Have you ever been threatened by politicians, their henchmen or government officials?

No, this has never happened despite my having filed petitions against the Prime Minister's Office and the Supreme Court. But yes, I did get abusive calls and threats from people in the Municipal Corporation of Delhi when I had pointed out irregularities in Nigambodh Ghat cremation ground.

Do you not fear for your life considering that at least 10 RTI applicants have been killed till now?

I am not scared, but family and friends advise that I should seek police protection.

The government is working towards making certain amendments in the Act. Will they prove more beneficial?

The government is seeing its own benefit. Instead of making it more advantageous, simple and people-friendly, the government is trying to bring in amendments and dilute it in a manner that the Act may become toothless. But the National Advisory Council, under the chairmanship of Sonia Gandhi and a member and social activist Aruna Roy, has been resisting the move. I have all documentary proof of the correspondence between Prime Minister Dr Manmohan Singh and Congress President Sonia Gandhi on the issue. Procuring these documents was also possible only because of the Act. I believe that Sections 27 and 28 should be repealed. As per these, the state governments can draft their own rules regarding the application charges to provide information under the Act. The states are misusing it to tweak the Act in their favour.

Does your activism help you financially in any way?

I rather end up spending money from my pocket. But I know, I am not alone in this fight and get support from most prominent lawyers in Delhi, especially Supreme Court advocate Prashant Bhushan, who has been fighting all cases for free and till date has not charged me anything even for stationery.

Right path: Guinness entry for most letters

- Subhash Chandra Agrawal was born on January 10, 1950 to Om Prakash Agrawal and wife Padmawati in Delhi.

-  Early education from Anglo Sanskrit Victoria Jubilee Higher Secondary School, Daryaganj, New Delhi.

- Graduated in mechanical engineering from Delhi College of Engineering, Delhi University — 1971.

- Post-Graduate diploma in marketing and sales management from Faculty of Management Studies, Delhi University.

- Joined family's textiles business due to adverse circumstances at home.

- Figures in Guinness World Records for having written maximum number of ‘Letters to Editors' in national dailies.

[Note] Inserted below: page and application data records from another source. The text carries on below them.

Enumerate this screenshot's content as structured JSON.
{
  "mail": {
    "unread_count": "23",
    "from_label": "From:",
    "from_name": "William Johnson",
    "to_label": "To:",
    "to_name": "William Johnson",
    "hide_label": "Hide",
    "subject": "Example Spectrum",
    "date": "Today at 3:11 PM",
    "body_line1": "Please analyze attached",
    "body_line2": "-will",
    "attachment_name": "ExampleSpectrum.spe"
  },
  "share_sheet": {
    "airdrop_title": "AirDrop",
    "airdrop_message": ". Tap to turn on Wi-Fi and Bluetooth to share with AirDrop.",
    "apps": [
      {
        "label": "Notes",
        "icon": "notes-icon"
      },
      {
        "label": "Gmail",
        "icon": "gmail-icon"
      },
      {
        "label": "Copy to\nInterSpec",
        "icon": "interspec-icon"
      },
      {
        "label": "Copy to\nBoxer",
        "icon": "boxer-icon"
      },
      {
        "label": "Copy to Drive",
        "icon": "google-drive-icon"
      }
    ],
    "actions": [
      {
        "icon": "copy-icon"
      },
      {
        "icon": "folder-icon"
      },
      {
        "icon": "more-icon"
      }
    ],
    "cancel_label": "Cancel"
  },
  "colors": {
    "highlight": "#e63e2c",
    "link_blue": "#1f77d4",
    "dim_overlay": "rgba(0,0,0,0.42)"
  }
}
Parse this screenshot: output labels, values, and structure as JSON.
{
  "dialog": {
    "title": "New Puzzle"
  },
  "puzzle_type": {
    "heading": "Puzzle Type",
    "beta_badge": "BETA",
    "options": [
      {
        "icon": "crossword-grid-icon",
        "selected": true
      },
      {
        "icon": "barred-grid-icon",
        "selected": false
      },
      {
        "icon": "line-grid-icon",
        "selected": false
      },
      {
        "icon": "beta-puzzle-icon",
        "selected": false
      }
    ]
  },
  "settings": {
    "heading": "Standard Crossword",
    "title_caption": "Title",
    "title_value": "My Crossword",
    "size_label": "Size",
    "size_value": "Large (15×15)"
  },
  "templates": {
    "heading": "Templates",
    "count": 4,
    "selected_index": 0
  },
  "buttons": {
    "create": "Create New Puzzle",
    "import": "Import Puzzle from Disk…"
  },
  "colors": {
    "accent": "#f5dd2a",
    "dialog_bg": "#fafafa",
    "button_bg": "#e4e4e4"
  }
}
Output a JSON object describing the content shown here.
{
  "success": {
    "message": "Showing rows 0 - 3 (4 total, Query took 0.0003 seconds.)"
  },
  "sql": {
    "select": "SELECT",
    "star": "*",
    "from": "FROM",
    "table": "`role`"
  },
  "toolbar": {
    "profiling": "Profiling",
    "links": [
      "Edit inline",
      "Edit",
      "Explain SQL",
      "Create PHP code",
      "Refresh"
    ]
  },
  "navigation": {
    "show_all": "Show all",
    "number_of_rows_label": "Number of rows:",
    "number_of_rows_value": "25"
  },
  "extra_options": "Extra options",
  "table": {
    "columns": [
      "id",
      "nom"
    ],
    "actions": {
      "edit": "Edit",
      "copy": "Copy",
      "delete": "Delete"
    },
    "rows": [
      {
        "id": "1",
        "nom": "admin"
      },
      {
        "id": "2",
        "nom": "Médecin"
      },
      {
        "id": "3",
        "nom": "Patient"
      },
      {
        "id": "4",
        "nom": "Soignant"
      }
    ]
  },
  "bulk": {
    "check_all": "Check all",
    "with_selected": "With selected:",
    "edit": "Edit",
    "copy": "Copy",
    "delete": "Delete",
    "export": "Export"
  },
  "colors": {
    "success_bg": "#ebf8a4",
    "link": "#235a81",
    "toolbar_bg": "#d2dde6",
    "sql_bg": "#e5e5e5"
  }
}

His wife, Madhu, also holds the same record for the calendar year 2009.

- He has been honoured with the first-ever National RTI Award.

- He is regularly invited by public authorities at especially conducted workshops to train their officers dealing with RTI petitions.